• **WHAT IS EXPECTED**
A word-for-word restatement of the whole listing is the expected answer.
- - -
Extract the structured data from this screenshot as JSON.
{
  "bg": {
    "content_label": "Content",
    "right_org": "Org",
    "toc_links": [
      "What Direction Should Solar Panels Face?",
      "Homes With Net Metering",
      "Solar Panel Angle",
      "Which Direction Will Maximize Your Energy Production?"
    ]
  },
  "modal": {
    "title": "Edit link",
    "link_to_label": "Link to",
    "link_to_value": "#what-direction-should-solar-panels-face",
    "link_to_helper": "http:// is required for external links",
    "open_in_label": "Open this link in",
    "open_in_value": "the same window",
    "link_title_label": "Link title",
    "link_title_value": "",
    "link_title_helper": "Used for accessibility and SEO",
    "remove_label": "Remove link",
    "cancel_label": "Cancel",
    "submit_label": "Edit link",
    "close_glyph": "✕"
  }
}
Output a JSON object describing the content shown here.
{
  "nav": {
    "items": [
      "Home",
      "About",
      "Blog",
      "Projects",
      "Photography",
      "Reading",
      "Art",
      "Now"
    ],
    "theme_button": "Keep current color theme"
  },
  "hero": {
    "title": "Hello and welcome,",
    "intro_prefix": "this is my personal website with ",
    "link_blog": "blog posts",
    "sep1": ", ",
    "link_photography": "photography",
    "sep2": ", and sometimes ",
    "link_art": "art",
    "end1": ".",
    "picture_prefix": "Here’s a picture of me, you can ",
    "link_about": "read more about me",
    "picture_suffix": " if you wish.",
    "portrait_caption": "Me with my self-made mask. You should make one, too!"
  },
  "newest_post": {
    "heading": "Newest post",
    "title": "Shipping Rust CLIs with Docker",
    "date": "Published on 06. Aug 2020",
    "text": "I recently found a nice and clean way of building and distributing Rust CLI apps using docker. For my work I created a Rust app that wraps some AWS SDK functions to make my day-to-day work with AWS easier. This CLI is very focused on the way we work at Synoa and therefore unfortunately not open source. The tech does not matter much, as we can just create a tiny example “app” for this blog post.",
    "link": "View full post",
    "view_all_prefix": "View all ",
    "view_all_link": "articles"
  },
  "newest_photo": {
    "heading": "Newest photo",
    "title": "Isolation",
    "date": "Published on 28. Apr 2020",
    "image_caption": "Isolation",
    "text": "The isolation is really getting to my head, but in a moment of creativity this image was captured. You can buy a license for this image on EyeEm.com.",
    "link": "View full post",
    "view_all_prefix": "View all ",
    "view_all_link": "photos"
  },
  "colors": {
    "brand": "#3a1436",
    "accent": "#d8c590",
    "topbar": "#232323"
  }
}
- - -
• **SOLUTION TO THIS PROBLEM**
Extract the structured data from this screenshot as JSON.
{
  "bg": {
    "content_label": "Content",
    "right_org": "Org",
    "toc_links": [
      "What Direction Should Solar Panels Face?",
      "Homes With Net Metering",
      "Solar Panel Angle",
      "Which Direction Will Maximize Your Energy Production?"
    ]
  },
  "modal": {
    "title": "Edit link",
    "link_to_label": "Link to",
    "link_to_value": "#what-direction-should-solar-panels-face",
    "link_to_helper": "http:// is required for external links",
    "open_in_label": "Open this link in",
    "open_in_value": "the same window",
    "link_title_label": "Link title",
    "link_title_value": "",
    "link_title_helper": "Used for accessibility and SEO",
    "remove_label": "Remove link",
    "cancel_label": "Cancel",
    "submit_label": "Edit link",
    "close_glyph": "✕"
  }
}
Output a JSON object describing the content shown here.
{
  "nav": {
    "items": [
      "Home",
      "About",
      "Blog",
      "Projects",
      "Photography",
      "Reading",
      "Art",
      "Now"
    ],
    "theme_button": "Keep current color theme"
  },
  "hero": {
    "title": "Hello and welcome,",
    "intro_prefix": "this is my personal website with ",
    "link_blog": "blog posts",
    "sep1": ", ",
    "link_photography": "photography",
    "sep2": ", and sometimes ",
    "link_art": "art",
    "end1": ".",
    "picture_prefix": "Here’s a picture of me, you can ",
    "link_about": "read more about me",
    "picture_suffix": " if you wish.",
    "portrait_caption": "Me with my self-made mask. You should make one, too!"
  },
  "newest_post": {
    "heading": "Newest post",
    "title": "Shipping Rust CLIs with Docker",
    "date": "Published on 06. Aug 2020",
    "text": "I recently found a nice and clean way of building and distributing Rust CLI apps using docker. For my work I created a Rust app that wraps some AWS SDK functions to make my day-to-day work with AWS easier. This CLI is very focused on the way we work at Synoa and therefore unfortunately not open source. The tech does not matter much, as we can just create a tiny example “app” for this blog post.",
    "link": "View full post",
    "view_all_prefix": "View all ",
    "view_all_link": "articles"
  },
  "newest_photo": {
    "heading": "Newest photo",
    "title": "Isolation",
    "date": "Published on 28. Apr 2020",
    "image_caption": "Isolation",
    "text": "The isolation is really getting to my head, but in a moment of creativity this image was captured. You can buy a license for this image on EyeEm.com.",
    "link": "View full post",
    "view_all_prefix": "View all ",
    "view_all_link": "photos"
  },
  "colors": {
    "brand": "#3a1436",
    "accent": "#d8c590",
    "topbar": "#232323"
  }
}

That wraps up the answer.